In these past 7 years of homeschooling, I have taught part-time in a morning preschool setting for 3 of those years, trying to supplement our income. Unit studies have always been our banner and I had been given the privilege of heading up a KONOS co-op for 6 years for our group. But I have to admit that even while using a wonderful unit-study curriculum like KONOS, I have made our family too structured.

Here are my questions: Is there any hope for this "old dog?" Can I still learn those "new tricks?" The Lord showed me this comparison: Recently, we purchased a used "luxury" car with cruise control. When I first began using this option, I was scared and unsure of how I would respond if this option failed! As I continued using cruise control, I became more and more comfortable and now I wouldn't think of doubting it! Is this what you're describing in your book?

Our beautiful daughters, ages 10 (5th grade) and 13 (8th grade) are both doing well except for trying to survive their mother! Our youngest was MADE to read in 1st grade by her task-oriented teacher. Unfortunately, this child still does not enjoy reading and now I know why. Your specific suggestions would be greatly appreciated. Our oldest has always been an independent learner. We began homeschooling her in the 2nd grade.

I know your book addresses much of this, but this PFist needs to know directly how to RELAX and have fun in homeschooling. I have placed the thought of going to high school in our oldest's head, yet I know that God has called me to homeschool them and reading your book has truly helped me recall our original goals in this adventure. Your response would be greatly appreciated by this traditionalist!
A.T., MS

A. You my feel like your situation is unique and your position very much alone, but actually, you typify many homeschool moms. The solution is to lighten up and I'm sure you already know that   in theory.

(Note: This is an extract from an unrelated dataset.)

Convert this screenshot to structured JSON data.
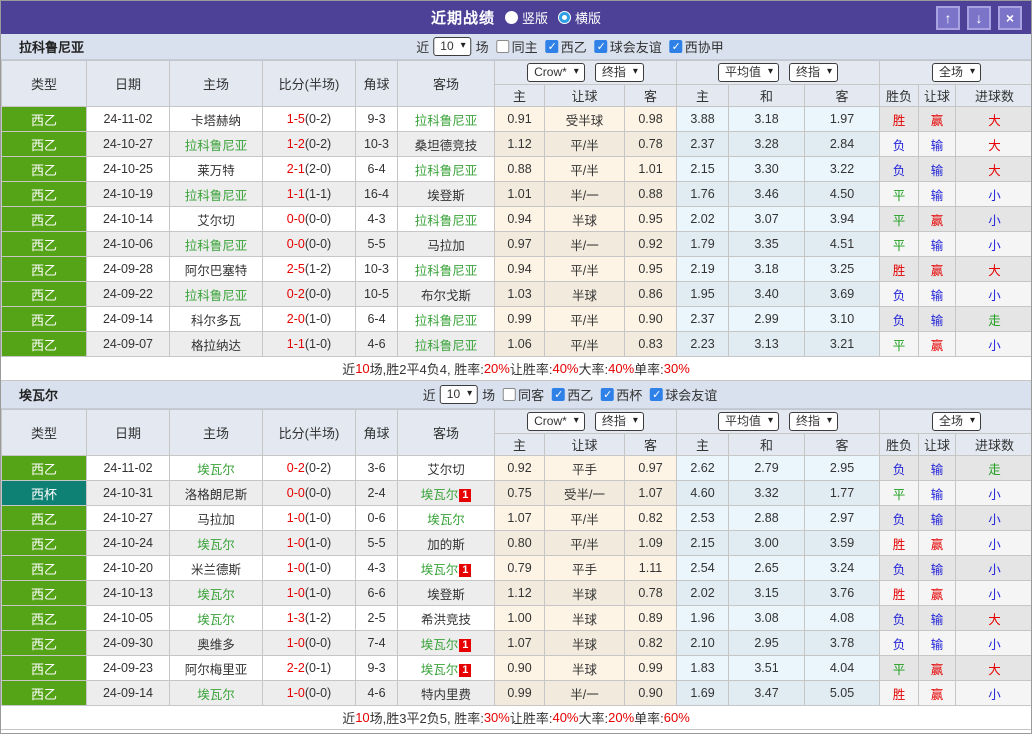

And, by the way, your comparison to the cruise control is very appropriate. How can you do it? Begin with a definition of education. What education is not, is the sum of a specified number of concepts each year, stacked into a child's brain, after which she recites them back at a high percentage rate.

Instead education is the development of what the child has inherited, the unfolding of her interests, the encouragement of her pursuit of skills, the flowering of who God intended her to be. It is her preparation to serve humanity with its many needs to the best of her ability, and to demonstrate God's love and grace, both here and in the world to come. You will stand by to encourage, facilitate, provide the tools, the information and the sources. You will help the student learn to organize her time, her life and her materials, so that as soon as possible, she will do it for herself. You are not the pedagogue, the lecturer and the source of all wisdom and knowledge. You will have some ideas where to go to find answers, and when you don't know where to go, you will go to the reference librarian or someone similar to find out where to get the answers.

You would profit by having one or both of your children enrolled with us where we can coach you along and help you put into practice the principles you know in your heart are best. We can help you relax and enjoy your homeschooling adventure. In the process, so will your children enjoy it. High schoolers especially like to proceed on their own with a minimum of direction from the parent. Research studies and projects can still be done. We get some very exciting reports from our high schoolers.